Dr. King writes Jessie Tresichler to inform her that he and his wife will be unable to accept her invitation to Antioch College. He explains that his calendar will not allow him to accept any more speaking engagements and that Coretta is an expecting mother.

Letter from Bob Edmiston to MLK

Sunday, March 31, 1968

Bob Edmiston of Northeastern State College writes Dr. King requesting campaign material for "Choice 68," the national collegiate primary sponsored by Time magazine.

Letter from Irmgard Svenson

Monday, August 14, 1967

Irmgard Svenson requests that Dr. King send copies of his "Beyond Vietnam" speech.

Class Notes

Dr. King references several biblical scriptures regarding topics of ethics, knowledge, man, sin and God.

Letter from MLK to the Lamar W. Sessoms Family

Wednesday, July 19, 1967

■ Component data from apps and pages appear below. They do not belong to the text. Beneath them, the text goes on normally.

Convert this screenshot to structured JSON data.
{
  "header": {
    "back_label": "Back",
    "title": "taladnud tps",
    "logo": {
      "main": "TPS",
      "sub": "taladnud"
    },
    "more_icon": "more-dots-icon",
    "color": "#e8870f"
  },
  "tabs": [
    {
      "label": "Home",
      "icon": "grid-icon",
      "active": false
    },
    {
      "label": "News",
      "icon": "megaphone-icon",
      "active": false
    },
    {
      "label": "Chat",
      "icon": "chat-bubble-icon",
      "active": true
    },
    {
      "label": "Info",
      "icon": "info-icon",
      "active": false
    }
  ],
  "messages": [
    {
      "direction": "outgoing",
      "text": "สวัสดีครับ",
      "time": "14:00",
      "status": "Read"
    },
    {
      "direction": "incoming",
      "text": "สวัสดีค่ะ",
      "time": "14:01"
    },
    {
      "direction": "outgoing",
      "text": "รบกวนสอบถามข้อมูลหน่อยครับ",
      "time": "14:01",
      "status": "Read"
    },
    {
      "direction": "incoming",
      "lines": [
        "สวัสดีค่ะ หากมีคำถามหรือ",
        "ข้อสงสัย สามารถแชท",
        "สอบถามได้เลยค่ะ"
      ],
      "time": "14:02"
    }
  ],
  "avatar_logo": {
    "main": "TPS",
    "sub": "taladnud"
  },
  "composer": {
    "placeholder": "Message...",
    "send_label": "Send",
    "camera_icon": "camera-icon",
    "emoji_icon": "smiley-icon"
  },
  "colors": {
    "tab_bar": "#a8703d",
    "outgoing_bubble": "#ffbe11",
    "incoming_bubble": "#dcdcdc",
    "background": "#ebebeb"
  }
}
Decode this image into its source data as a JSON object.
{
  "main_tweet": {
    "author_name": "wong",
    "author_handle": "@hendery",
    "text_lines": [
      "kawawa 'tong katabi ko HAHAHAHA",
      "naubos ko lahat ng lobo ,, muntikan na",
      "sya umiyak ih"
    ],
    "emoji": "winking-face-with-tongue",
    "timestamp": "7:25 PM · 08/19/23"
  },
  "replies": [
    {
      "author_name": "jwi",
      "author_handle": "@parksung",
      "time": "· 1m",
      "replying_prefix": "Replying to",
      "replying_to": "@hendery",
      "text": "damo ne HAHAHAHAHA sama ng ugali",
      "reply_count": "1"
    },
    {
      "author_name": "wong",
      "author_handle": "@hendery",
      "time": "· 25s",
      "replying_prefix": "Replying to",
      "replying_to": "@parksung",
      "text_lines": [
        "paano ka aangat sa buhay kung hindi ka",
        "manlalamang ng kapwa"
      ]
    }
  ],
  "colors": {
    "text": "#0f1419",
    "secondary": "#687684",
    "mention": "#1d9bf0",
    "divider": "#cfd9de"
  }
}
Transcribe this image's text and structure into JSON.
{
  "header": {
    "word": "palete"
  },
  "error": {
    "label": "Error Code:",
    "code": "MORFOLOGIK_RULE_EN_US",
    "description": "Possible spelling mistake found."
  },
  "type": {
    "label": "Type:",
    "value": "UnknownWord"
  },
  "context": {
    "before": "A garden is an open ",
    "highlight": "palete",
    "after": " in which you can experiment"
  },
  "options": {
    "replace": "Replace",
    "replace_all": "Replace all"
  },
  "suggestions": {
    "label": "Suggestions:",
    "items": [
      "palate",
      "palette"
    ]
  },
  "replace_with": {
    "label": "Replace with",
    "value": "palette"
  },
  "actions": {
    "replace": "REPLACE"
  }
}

Dr. King replies to the Sessoms' previous letter that requested assistance in alleviating racial inequality in Mississippi. King informs them that the first step is to "urge the struggle in our own community," and the second step is for everyone to "join together across the nation with people of good will and combat the evils of racism and injustice."

Letter from MLK to Robert H. Iwanabe

In this draft letter to Mr. Iwanabe, Dr. King explains his methods, understanding and goals pertaining to the Civil Rights Movement.

Letter from Emma Kramer to MLK

Wednesday, July 22, 1964

The secretary of the Speakers Bureau at The Adult Education Council of Greater Chicago contacts Dr. King regarding a number of new and pending speaking engagements. The two new speaking engagement requests are from Augustana College and Barat College. The list of pending engagements includes Villanova University, Duchess Community College, Barat College and the University of California, Riverside.

The Luminous Promise

Saturday, December 1, 1962

This draft of "The Luminous Promise," published in the December 1962 issue of The Progressive, marks the 100th celebration of the Emancipation Proclamation. In the article Dr. King writes, "there is but one way to commemorate the Emancipation Proclamation. That is to make its declaration of freedom real."

Letter from Senora Springfied to MLK

Tuesday, September 6, 1966

Mrs. Senora Springfied requests that Dr. King send Leon Hall, an SCLC employee, back to Grenada, Mississippi. She praises Hall and mentions that the town needs leaders like him.

Memorandum from MLK

Dr. King regrets his absence at the Unity Council meeting and apologizes for his inability to sign a statement because it disagreed with his methods of civil disobedience.

Letter from MLK to Asbury Howard

Tuesday, December 13, 1966

Dr. King expresses his appreciation to Mr. Howard for a recent letter which informed him of a proposed merger of labor unions.

Letter from Dora McDonald to Arvella Gray

Monday, June 3, 1963

Dora McDonald acknowledges receipt of items sent by Arvella Gray. She ensures Mr. Gray that Dr. King will be made aware of the gifts upon his return from Birmingham.